* **EXERCISE**: Where a line holds the word "address", copy that line from the data below.
** DATASET CONTENT follows **
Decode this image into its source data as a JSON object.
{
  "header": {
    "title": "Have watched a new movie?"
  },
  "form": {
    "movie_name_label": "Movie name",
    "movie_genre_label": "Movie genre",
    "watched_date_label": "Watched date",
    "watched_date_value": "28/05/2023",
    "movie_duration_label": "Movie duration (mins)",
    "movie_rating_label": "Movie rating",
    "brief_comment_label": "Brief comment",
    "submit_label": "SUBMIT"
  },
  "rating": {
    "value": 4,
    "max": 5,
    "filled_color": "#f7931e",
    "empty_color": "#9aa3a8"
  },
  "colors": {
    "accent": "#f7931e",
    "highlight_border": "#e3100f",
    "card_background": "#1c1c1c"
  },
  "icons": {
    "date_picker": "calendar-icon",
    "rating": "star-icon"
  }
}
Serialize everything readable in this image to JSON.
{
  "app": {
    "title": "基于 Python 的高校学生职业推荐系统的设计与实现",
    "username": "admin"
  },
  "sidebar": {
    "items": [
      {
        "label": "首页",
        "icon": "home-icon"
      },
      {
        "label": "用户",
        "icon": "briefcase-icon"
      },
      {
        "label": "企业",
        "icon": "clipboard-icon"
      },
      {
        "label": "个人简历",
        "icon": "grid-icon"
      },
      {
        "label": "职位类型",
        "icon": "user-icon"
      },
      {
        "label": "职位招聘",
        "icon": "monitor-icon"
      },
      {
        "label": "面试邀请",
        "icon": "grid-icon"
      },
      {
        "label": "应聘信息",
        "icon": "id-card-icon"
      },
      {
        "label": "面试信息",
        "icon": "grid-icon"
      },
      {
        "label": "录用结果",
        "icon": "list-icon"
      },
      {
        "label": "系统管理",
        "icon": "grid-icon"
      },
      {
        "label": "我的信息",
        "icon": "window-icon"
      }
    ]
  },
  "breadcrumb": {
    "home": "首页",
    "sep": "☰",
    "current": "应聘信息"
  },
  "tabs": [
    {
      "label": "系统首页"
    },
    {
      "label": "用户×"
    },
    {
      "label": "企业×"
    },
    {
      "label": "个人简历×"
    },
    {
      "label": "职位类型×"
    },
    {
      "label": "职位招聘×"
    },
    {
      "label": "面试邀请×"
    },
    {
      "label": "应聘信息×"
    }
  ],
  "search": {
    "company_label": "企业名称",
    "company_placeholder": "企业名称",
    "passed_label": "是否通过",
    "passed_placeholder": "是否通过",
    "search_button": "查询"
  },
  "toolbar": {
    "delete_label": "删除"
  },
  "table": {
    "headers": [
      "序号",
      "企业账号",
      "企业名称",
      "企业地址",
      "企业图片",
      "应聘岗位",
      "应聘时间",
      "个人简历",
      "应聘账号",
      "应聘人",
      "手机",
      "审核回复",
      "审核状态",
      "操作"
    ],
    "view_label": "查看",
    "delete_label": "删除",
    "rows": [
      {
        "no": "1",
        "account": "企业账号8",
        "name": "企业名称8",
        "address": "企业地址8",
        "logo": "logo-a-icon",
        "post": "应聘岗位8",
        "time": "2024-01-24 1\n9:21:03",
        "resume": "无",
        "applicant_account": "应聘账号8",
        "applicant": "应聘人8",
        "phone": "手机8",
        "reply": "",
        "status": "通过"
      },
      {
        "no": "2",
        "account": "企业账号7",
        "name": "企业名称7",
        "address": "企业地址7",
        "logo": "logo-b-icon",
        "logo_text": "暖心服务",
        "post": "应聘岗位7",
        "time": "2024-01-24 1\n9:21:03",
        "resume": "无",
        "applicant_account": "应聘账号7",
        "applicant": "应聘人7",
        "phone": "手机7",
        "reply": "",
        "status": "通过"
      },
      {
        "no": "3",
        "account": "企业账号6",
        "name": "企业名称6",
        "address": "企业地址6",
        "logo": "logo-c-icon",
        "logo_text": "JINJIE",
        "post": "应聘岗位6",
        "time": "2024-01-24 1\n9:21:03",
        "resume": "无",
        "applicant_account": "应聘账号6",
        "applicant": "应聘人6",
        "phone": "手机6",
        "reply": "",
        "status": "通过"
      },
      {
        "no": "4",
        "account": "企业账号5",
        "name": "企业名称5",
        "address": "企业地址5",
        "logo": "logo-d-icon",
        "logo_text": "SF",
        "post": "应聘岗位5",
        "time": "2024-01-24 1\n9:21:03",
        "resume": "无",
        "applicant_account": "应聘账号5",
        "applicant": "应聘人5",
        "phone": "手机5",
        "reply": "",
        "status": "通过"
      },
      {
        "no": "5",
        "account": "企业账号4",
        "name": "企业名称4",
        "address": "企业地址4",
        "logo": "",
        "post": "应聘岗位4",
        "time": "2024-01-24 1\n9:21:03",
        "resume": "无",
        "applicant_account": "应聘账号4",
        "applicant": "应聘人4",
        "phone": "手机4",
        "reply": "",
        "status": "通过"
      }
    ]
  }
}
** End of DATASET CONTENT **
* **TASK RESULT**:
        "address": "企业地址8",
        "address": "企业地址7",
        "address": "企业地址6",
        "address": "企业地址5",
        "address": "企业地址4",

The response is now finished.